Searching for Place: Ukrainian Displaced Persons, Canada, and the Migration of Memory
by Lubomyr Luciuk
University of Toronto Press (2000) ISBN 0-8020-8088-X
(Page 398; Footnote # 102)

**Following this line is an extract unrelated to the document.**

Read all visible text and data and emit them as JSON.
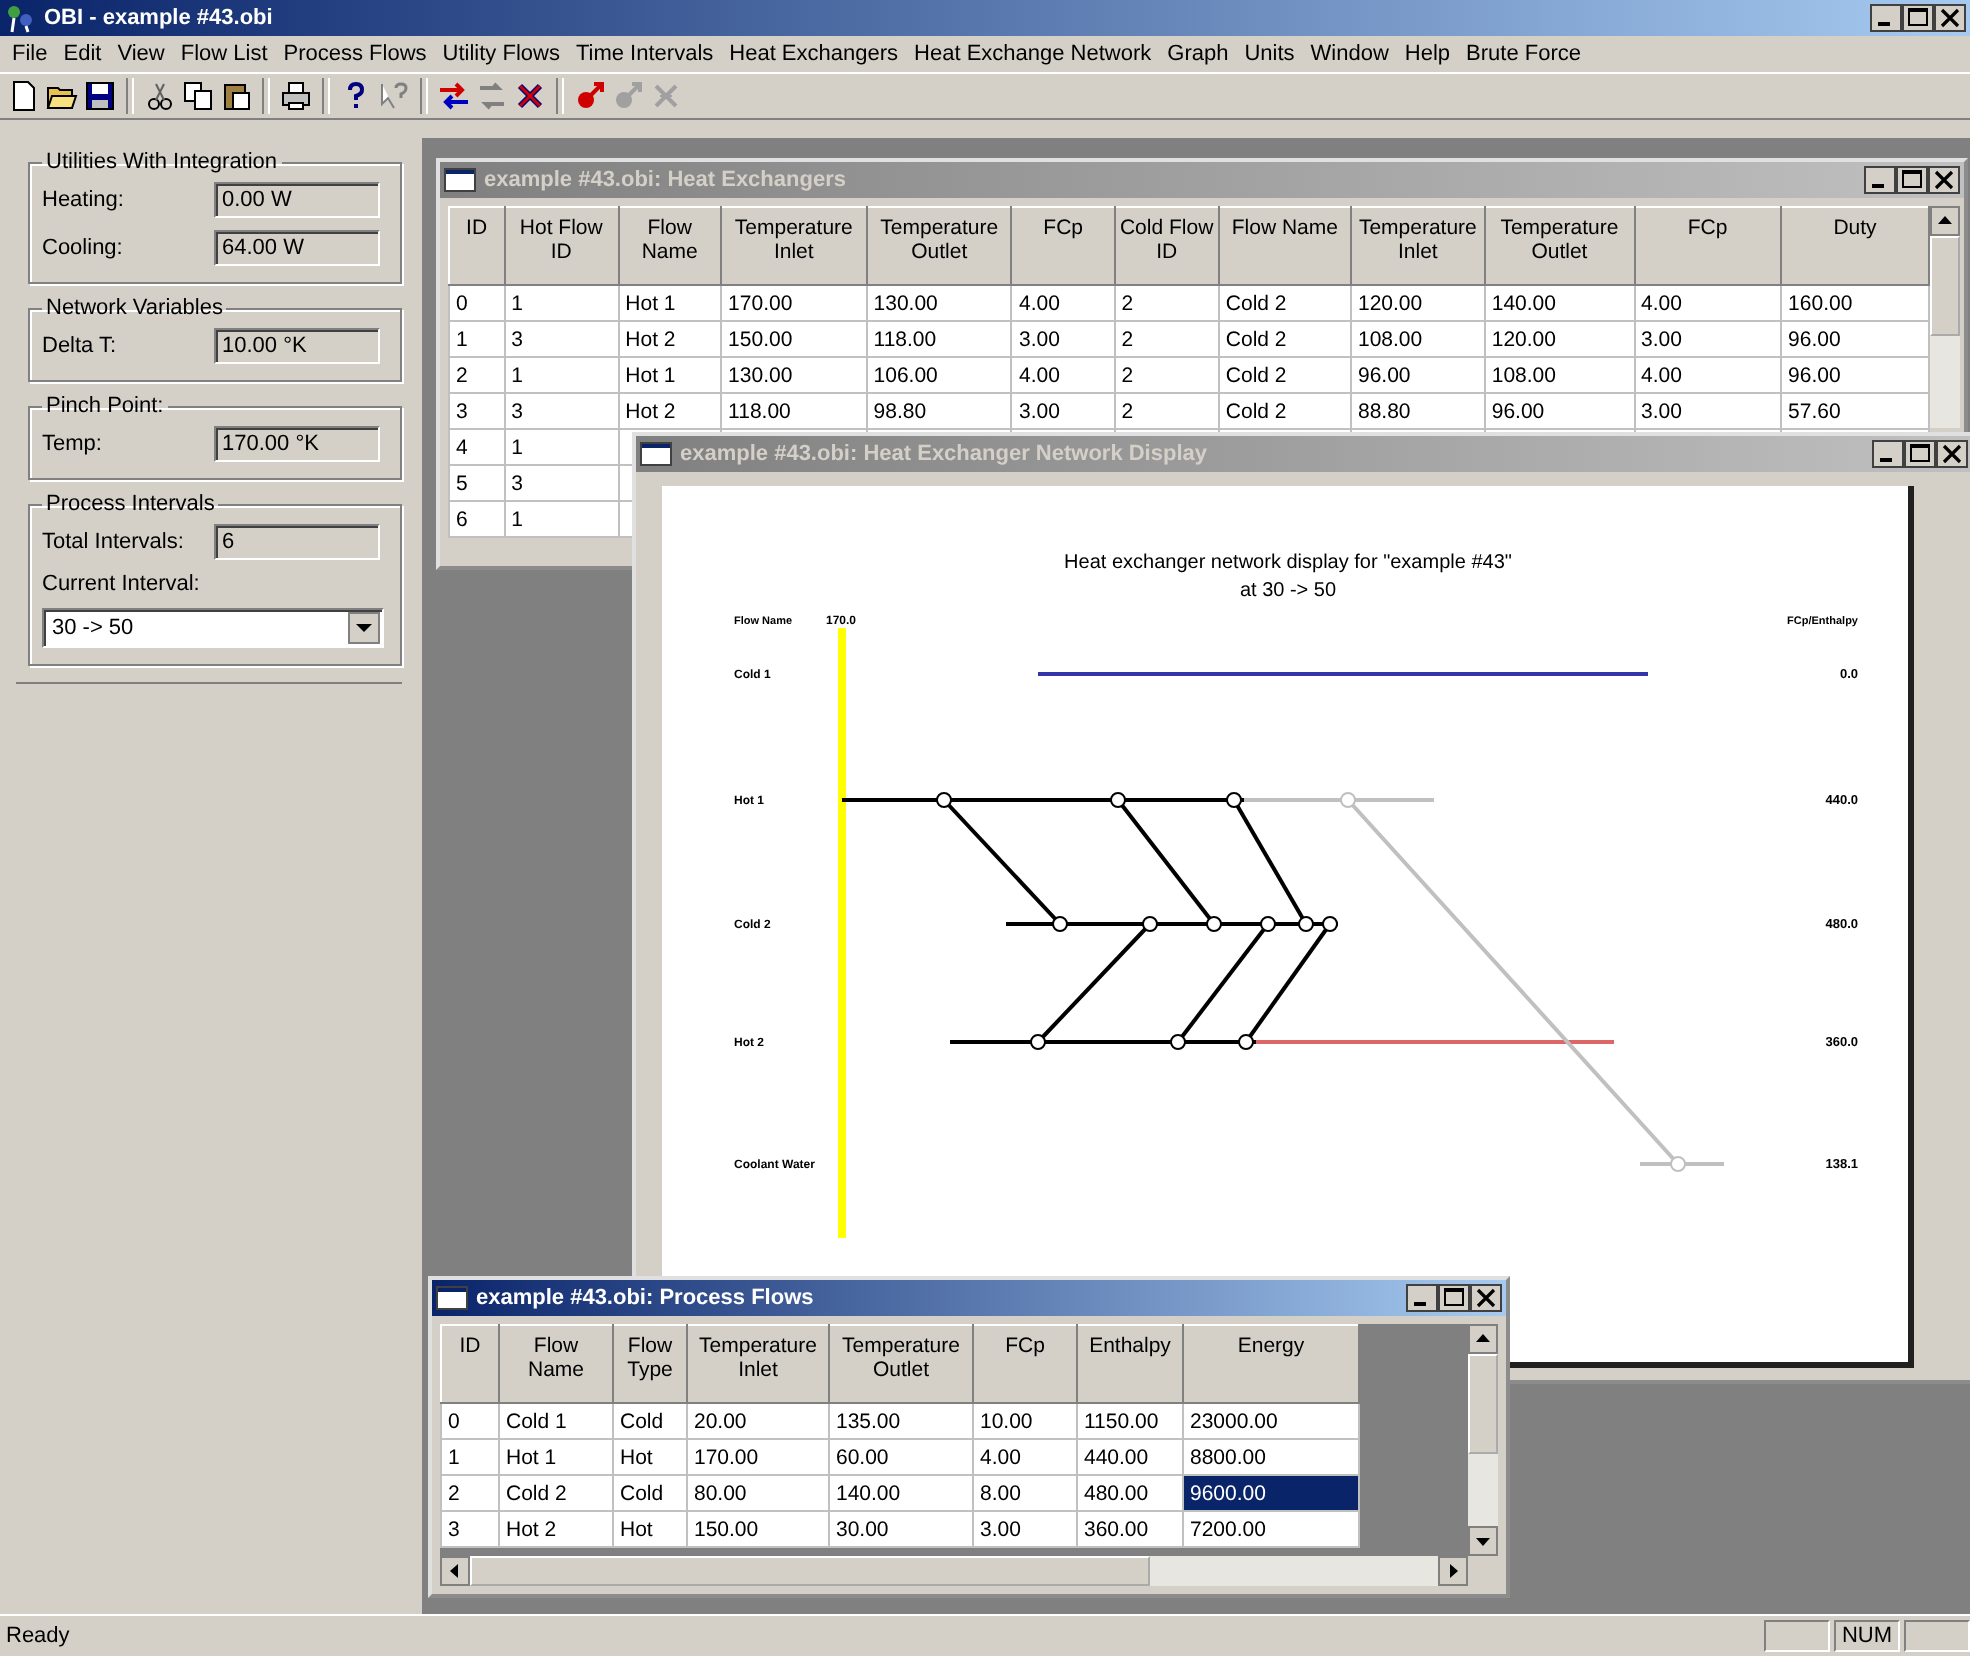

For a description of how 'summary justice' was meted out to repatriates at the Ukrainian port city of Odessa, see the June 1945 reports found in WO 32/1119. In the 23 September 1983 issue of the Wall Street Journal, R.A. Davison, of Texas A&M University, provided another personal account of how forcible repatriation was carried out by American forces. In August 1945 he was a nineteen-year-old rifleman serving in Company G, 318th Infantry, stationed in Kempten, Germany. On a Sunday morning the soldiers were ordered into formation, issued ammunition, and told that the American government had promised to return 'all the Russians' who had entered Germany. Professor Davison continues: These Russians were refusing to go. Some had committed suicide and others had taken refuge in an Orthodox church, claiming they would die there rather than return to Russia. Our orders were to load them on trucks for deportation even if we had to kill them. Then the C.O. added that Stalin had promised that they wouldn't be harmed. A low laugh rippled through the formation and to me that laugh is more significant than the brutality that followed. We were battle-hardened veterans but most of us were in our late teens and twenties; yet we knew, even in 1945, that Stalin would probably kill these people. How then could our leaders, including Truman, not have known, or worse not have cared, especially in view of the trials that were about to begin at Nuremberg. We marched down to the church and the people were inside. Another rifleman and I were left to guard a gate. All the courtyard gates were guarded and then a few score men went inside to clear the church. A wild battle ensued, including the Orthodox priest wielding his cross, but rifle butts won and soon the battered people were driven from the church. An old woman sprawled at the door apparently suffering a heart attack. Some of the people rushed for the gates and about ten headed toward my buddy and me. We threw our rifles to our shoulders and screamed halt. A shot rang from the courtyard and I was within a second of firing point blank into those people when they stopped. A little woman with tears running down her face and my rifle pointing at her head said in broken English, "I thought Americans were good."'